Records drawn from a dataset
= Beginning of Section =
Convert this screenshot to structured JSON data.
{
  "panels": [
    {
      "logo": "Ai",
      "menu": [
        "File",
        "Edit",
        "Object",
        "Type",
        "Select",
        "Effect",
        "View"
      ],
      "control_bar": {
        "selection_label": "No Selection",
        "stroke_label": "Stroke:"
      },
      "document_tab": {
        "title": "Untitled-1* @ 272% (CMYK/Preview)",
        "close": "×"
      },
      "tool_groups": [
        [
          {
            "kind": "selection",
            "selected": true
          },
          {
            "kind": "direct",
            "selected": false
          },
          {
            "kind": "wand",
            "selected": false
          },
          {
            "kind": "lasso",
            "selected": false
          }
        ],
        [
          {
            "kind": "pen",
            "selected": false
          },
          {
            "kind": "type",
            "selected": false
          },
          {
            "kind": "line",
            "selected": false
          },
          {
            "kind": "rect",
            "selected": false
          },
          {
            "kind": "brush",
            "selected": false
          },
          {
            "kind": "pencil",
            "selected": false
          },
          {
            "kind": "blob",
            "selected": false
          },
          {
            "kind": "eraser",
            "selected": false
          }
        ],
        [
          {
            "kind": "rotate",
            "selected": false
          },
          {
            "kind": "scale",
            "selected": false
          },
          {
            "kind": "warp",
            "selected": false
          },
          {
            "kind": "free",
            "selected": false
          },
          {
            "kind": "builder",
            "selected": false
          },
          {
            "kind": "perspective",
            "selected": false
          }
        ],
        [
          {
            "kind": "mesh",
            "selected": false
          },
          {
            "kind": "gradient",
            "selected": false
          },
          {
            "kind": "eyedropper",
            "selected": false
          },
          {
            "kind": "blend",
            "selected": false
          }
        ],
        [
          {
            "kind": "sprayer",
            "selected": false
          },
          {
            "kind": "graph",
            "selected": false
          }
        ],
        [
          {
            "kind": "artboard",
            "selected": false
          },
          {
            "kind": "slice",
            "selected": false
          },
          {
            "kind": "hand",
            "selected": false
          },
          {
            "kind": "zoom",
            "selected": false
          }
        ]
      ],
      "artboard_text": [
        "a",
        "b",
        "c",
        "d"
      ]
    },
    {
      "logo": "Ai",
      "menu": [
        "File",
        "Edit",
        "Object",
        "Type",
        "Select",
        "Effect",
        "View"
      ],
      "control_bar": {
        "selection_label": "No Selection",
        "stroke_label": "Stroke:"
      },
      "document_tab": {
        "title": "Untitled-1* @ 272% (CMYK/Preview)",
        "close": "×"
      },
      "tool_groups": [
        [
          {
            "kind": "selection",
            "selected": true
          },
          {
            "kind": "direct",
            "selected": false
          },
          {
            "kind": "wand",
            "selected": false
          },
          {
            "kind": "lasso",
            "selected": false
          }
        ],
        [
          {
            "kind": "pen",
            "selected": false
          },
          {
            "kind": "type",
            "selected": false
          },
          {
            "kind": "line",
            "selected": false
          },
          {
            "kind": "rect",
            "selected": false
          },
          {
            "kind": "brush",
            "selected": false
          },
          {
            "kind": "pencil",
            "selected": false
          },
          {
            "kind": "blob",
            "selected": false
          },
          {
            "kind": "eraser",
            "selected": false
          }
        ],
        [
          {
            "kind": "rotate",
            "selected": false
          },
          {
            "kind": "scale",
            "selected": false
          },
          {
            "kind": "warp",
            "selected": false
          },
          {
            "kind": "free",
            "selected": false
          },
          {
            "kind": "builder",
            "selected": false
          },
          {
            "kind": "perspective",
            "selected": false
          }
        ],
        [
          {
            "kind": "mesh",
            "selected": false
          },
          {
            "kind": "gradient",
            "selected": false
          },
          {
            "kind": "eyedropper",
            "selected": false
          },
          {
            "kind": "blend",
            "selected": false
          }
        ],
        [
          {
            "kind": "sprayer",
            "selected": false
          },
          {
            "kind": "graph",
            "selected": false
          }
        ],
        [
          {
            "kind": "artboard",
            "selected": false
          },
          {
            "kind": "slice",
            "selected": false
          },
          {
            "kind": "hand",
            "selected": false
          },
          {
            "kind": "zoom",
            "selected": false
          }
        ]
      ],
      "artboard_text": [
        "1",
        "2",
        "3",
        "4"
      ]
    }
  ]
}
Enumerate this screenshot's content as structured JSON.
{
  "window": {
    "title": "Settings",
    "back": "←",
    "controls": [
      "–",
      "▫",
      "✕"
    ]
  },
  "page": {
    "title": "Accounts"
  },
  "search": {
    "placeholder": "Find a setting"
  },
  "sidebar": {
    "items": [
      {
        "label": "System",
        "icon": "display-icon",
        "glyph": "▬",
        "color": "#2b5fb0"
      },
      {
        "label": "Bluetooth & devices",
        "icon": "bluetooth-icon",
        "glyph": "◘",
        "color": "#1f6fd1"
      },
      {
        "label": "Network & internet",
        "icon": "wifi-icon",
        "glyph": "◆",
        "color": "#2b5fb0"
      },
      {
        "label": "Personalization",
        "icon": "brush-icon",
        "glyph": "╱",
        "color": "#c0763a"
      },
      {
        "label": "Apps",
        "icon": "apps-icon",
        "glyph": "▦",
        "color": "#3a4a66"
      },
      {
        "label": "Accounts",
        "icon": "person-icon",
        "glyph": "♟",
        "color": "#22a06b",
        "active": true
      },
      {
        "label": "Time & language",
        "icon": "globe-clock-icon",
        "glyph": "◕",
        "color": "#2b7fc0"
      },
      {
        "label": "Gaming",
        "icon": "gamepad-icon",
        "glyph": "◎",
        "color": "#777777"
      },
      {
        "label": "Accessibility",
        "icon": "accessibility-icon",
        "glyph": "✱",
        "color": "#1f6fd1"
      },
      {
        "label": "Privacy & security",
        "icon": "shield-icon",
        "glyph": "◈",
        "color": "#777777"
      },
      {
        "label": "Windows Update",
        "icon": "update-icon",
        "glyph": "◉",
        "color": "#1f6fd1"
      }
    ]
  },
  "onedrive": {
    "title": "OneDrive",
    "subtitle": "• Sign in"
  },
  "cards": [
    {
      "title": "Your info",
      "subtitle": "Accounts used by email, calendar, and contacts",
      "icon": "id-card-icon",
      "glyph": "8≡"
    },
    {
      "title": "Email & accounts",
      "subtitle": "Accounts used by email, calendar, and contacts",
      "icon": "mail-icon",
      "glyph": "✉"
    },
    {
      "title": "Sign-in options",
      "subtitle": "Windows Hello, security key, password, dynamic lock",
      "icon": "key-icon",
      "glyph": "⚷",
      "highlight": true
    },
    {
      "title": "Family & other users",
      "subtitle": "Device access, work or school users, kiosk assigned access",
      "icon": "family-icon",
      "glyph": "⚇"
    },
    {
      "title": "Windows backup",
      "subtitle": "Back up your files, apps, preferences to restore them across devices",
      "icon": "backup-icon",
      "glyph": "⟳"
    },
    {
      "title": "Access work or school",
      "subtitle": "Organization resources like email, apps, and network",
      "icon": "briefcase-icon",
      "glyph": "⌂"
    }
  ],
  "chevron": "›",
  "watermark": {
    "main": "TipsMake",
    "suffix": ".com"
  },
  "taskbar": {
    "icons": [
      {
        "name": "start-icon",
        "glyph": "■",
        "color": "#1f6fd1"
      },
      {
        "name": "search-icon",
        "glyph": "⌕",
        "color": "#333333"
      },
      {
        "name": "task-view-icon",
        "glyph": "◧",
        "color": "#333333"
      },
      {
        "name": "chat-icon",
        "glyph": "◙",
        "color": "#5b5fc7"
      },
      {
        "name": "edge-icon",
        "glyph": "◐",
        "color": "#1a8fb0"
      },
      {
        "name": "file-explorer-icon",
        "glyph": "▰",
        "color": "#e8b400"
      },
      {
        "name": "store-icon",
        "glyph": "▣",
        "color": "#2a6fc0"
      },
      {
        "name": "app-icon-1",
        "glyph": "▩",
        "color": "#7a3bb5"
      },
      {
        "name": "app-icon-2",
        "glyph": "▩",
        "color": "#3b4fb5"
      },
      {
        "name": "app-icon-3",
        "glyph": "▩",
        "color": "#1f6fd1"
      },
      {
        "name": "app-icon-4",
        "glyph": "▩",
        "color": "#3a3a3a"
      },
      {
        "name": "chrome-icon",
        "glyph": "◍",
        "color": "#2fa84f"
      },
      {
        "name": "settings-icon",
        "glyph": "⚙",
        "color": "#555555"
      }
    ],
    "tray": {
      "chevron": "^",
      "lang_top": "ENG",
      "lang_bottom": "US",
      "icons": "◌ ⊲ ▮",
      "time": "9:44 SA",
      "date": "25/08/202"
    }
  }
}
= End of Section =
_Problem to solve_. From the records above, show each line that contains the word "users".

_Task result_.
      "title": "Family & other users",
      "subtitle": "Device access, work or school users, kiosk assigned access",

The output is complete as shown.